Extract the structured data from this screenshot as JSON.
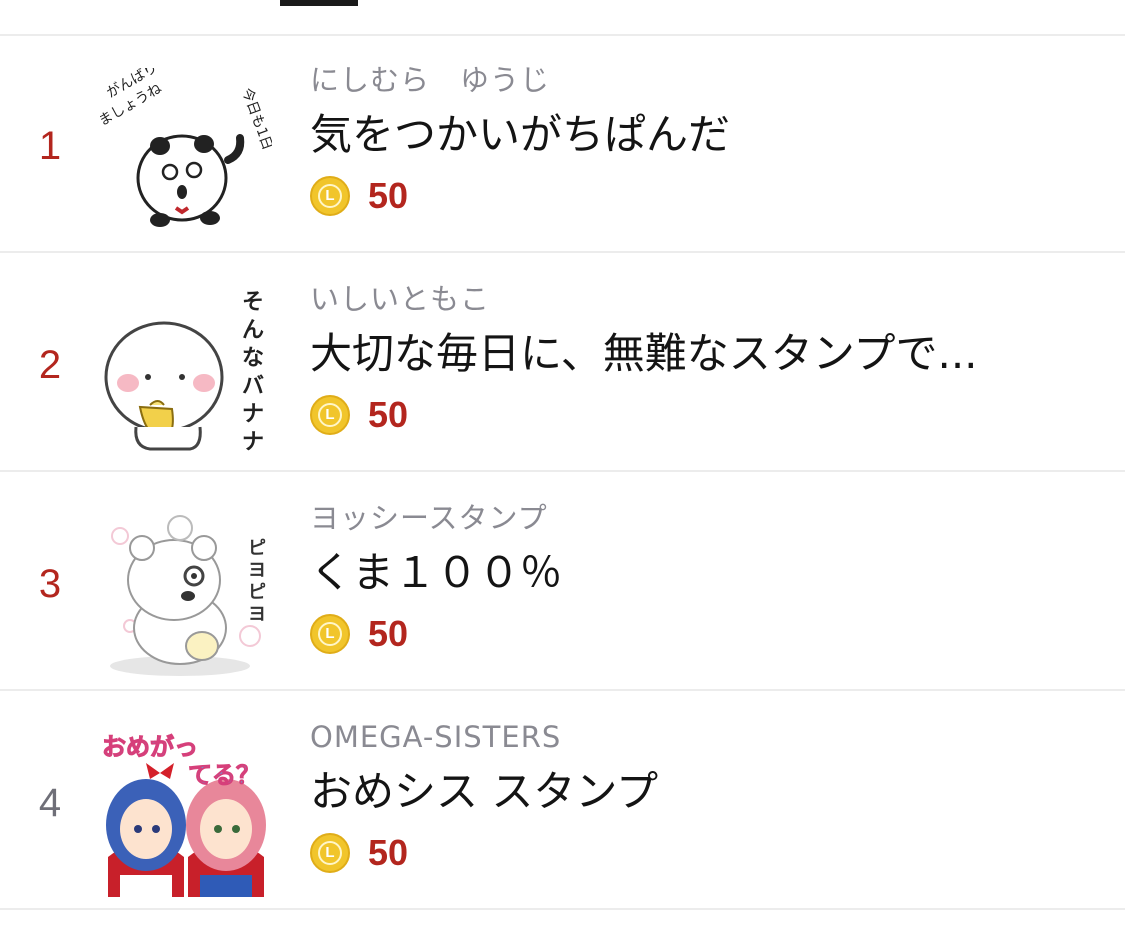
{
  "colors": {
    "rank_top": "#b3261e",
    "rank_plain": "#6f6f78",
    "price": "#b3261e",
    "coin": "#f1c52b"
  },
  "items": [
    {
      "rank": "1",
      "author": "にしむら　ゆうじ",
      "title": "気をつかいがちぱんだ",
      "price": "50",
      "coin_icon": "line-coin-icon",
      "coin_letter": "L",
      "thumb_text": "今日も1日 がんばりましょうね",
      "thumb_icon": "panda-sticker-image"
    },
    {
      "rank": "2",
      "author": "いしいともこ",
      "title": "大切な毎日に、無難なスタンプで...",
      "price": "50",
      "coin_icon": "line-coin-icon",
      "coin_letter": "L",
      "thumb_text": "そんなバナナ",
      "thumb_icon": "banana-sticker-image"
    },
    {
      "rank": "3",
      "author": "ヨッシースタンプ",
      "title": "くま１００％",
      "price": "50",
      "coin_icon": "line-coin-icon",
      "coin_letter": "L",
      "thumb_text": "ピヨピヨ",
      "thumb_icon": "bear-sticker-image"
    },
    {
      "rank": "4",
      "author": "OMEGA-SISTERS",
      "title": "おめシス スタンプ",
      "price": "50",
      "coin_icon": "line-coin-icon",
      "coin_letter": "L",
      "thumb_text": "おめがってる？",
      "thumb_icon": "omega-sisters-sticker-image"
    }
  ]
}
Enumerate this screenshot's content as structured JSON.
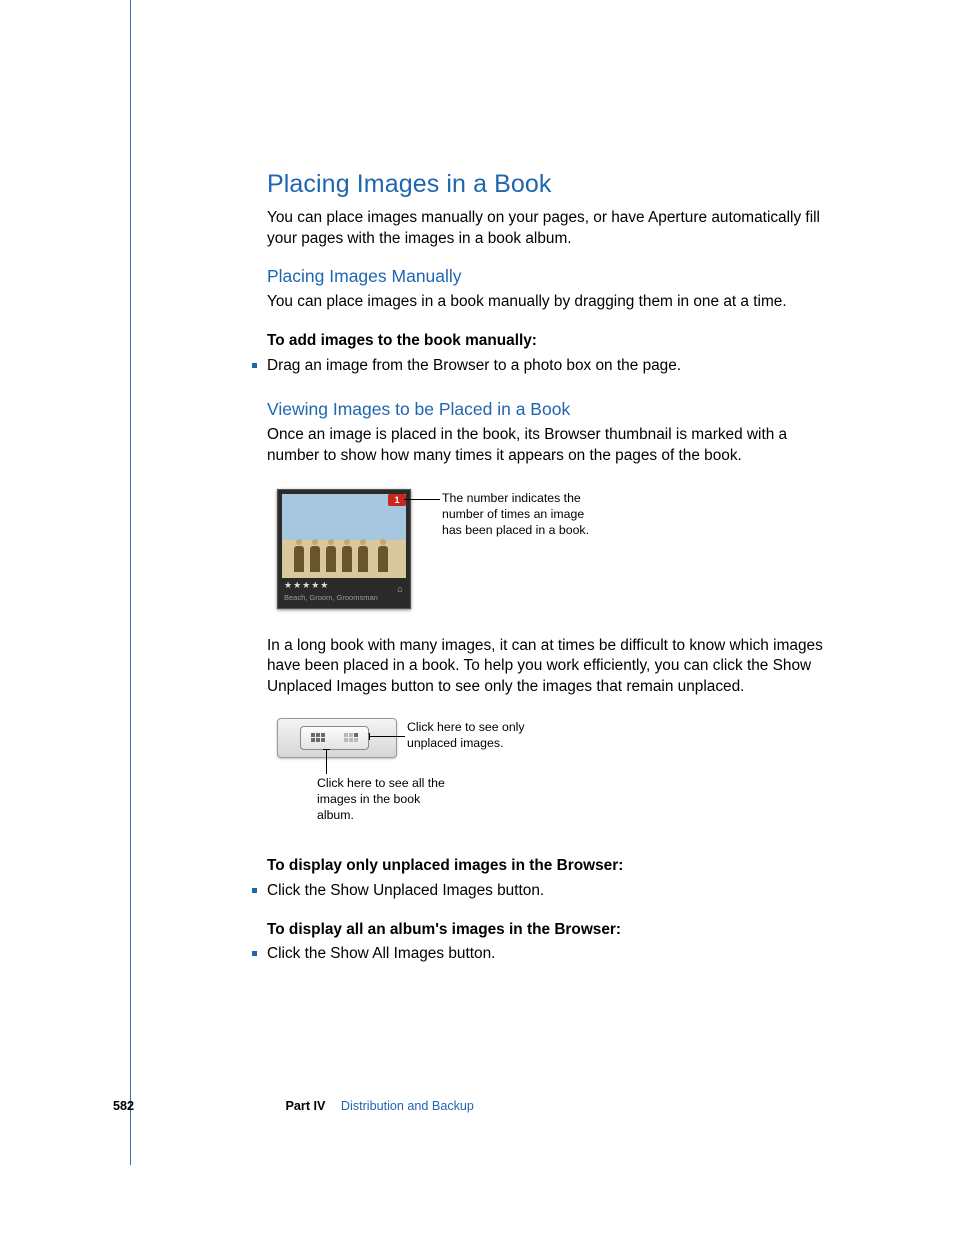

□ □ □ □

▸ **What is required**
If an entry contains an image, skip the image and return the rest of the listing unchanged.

▸ **Finished task**
Extract the structured data from this screenshot as JSON.
{
  "colors": {
    "rank_top": "#b3261e",
    "rank_plain": "#6f6f78",
    "price": "#b3261e",
    "coin": "#f1c52b"
  },
  "items": [
    {
      "rank": "1",
      "author": "にしむら　ゆうじ",
      "title": "気をつかいがちぱんだ",
      "price": "50",
      "coin_icon": "line-coin-icon",
      "coin_letter": "L",
      "thumb_text": "今日も1日 がんばりましょうね",
      "thumb_icon": "panda-sticker-image"
    },
    {
      "rank": "2",
      "author": "いしいともこ",
      "title": "大切な毎日に、無難なスタンプで...",
      "price": "50",
      "coin_icon": "line-coin-icon",
      "coin_letter": "L",
      "thumb_text": "そんなバナナ",
      "thumb_icon": "banana-sticker-image"
    },
    {
      "rank": "3",
      "author": "ヨッシースタンプ",
      "title": "くま１００％",
      "price": "50",
      "coin_icon": "line-coin-icon",
      "coin_letter": "L",
      "thumb_text": "ピヨピヨ",
      "thumb_icon": "bear-sticker-image"
    },
    {
      "rank": "4",
      "author": "OMEGA-SISTERS",
      "title": "おめシス スタンプ",
      "price": "50",
      "coin_icon": "line-coin-icon",
      "coin_letter": "L",
      "thumb_text": "おめがってる？",
      "thumb_icon": "omega-sisters-sticker-image"
    }
  ]
}
Enumerate this screenshot's content as structured JSON.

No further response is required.